By Ranger MCpl Chris Vernon
Recently during a Canadian Ranger training exercise, Exercise Ranger Tracker 2021, 21 Rangers completed a pilot project between the Third Canadian Ranger Patrol Group (3CRPG) and the Ministry of Natural Resources and Forestry (MNRF), Oct 17-25.
Along with confirming their ground search and rescue (GSAR) techniques, the Rangers learned a new firefighting skill taught by MNRF staff at the ministry’s two northern wildfire management facilities at the Rinker Lake Forward Attack Base and Attack Base Armstrong outside Thunder Bay.
It was the first time Rangers from the 3CRPG received the 40-hour MNRF training package which taught them both in-class wildfire control theory, and practical field work. Once Rangers complete the in-class firefighting theory, they must show that they have learned the concepts by completing several tasks in the rugged Armstrong terrain, including finding a suitable natural water source, water pump set-up, running and connecting fire hoses in a forest environment, and the challenging task of “strangling” a charged hose with a clamp so another section of hose can be attached.

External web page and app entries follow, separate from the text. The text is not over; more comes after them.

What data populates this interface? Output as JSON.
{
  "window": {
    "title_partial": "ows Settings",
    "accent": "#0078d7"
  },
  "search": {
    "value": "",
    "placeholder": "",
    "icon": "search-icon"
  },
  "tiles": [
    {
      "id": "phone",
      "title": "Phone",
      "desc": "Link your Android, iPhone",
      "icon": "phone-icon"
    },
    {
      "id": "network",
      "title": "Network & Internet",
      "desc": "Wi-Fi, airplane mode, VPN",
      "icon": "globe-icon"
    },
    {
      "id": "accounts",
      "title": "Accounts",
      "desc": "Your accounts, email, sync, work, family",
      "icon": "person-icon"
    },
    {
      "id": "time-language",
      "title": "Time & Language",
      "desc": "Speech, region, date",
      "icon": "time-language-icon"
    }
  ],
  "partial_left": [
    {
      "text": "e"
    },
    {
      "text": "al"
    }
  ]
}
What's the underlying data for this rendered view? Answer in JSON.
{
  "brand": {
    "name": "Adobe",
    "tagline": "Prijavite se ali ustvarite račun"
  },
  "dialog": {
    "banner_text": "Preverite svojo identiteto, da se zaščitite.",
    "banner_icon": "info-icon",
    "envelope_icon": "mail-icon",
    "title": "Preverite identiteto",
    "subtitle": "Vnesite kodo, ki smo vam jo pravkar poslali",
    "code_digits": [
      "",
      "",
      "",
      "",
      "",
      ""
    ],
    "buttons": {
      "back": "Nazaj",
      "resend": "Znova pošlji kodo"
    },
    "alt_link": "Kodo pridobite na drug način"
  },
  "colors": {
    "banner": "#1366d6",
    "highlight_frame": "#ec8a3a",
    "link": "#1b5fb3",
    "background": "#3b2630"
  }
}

During the exercise, the Commander of the 4th Canadian Division/Joint Task Force (Central), Brigadier-General Peter Scott, Division Sergeant-Major Chief Warrant Officer Christopher Robin, and 3CRPG’s Commanding Officer, Lieutenant-Colonel Shane McArthur put boots on the ground to observe the inaugural training.

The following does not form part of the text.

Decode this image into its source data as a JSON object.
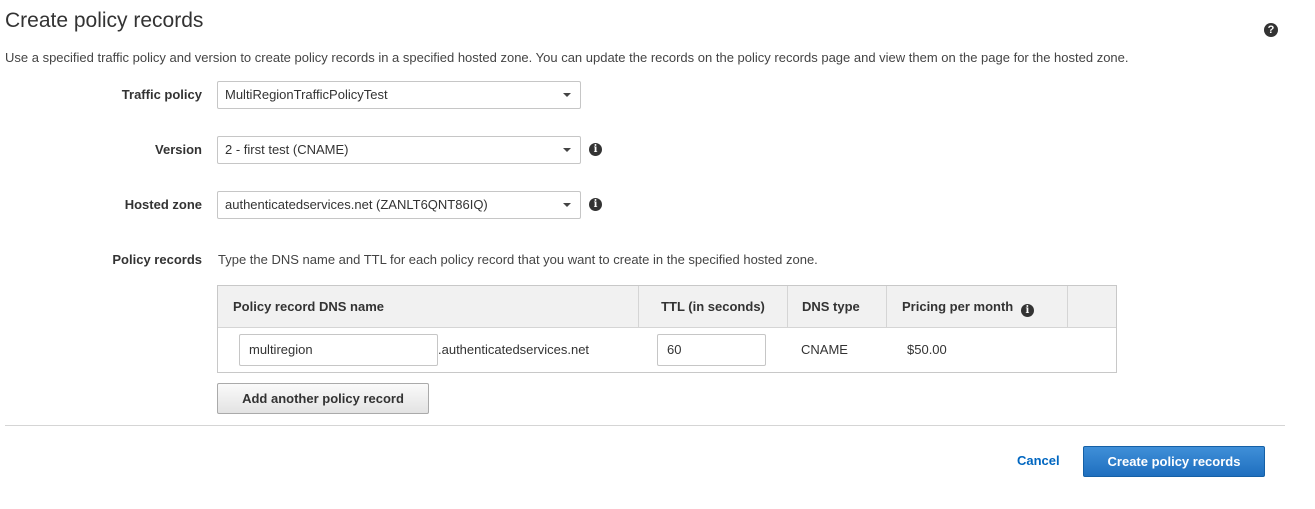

“I am really happy to have the opportunity to see the Rangers learning this training and what you are going through, because what you do is really important. It’s important to me. You are, for the last 18 months, the face of the Canadian Armed Forces on domestic operations,” Brigadier-General Scott told the Rangers and their instructors before they commenced the day’s training.
To work as a wildfire firefighting crew member in Ontario, the Rangers must complete both army and MNRF training before they are qualified to fight wildfires on a crew, and only while under the request and supervision of a qualified MNRF fire officer.
“I am pleased to be here to see this training being conducted. I am glad we can offer it to you because it allows us all to better serve your communities. I know we often call upon the Rangers, the country knows this too, and I thank you all for your support,” Lieutenant-Colonel McArthur told the Rangers and their training instructors.
The partnership will enhance MNRF response capabilities in Northern Ontario and the Rangers’ First Nations communities, while solidifying partnerships with the CAF/3CRPG, added Lieutenant-Colonel McArthur.
2021 has been a particularly destructive wildfire season in Ontario, with more than 680,700 hectares of land burned to date.
Along with the wildfire firefighter education training, Rangers also conducted various GSAR techniques, including map and compass navigation, conducting night searches on ATVs, and casualty first-aid and evacuation.
While Rangers applied their training in several scenarios, including finding a lost hunter at night in the dense northern bush, their training instructors played the role of search managers and directed the ATV-mounted search teams from a command post via satellite phones.
“This allows us to get practice and use actual search teams on the ground in our search management. We are practicing the fundamentals and seeing if our plans work,” said Master Warrant Officer Carl Wolfe.
The Canadian Rangers are members of the Primary Army Reserve. Anyone can join the Rangers, however members are predominantly First Nation and live and serve part-time in their Far North communities.
Cutline: Canadian Ranger Hondy Atlookan from the Northern Ontario community of Fort Hope practices wildfire fighting techniques during a recent training exercise outside Thunder Bay as part of a new pilot project between the Canadian Armed Forces and the MNRF.
MCpl Chris Vernon/photo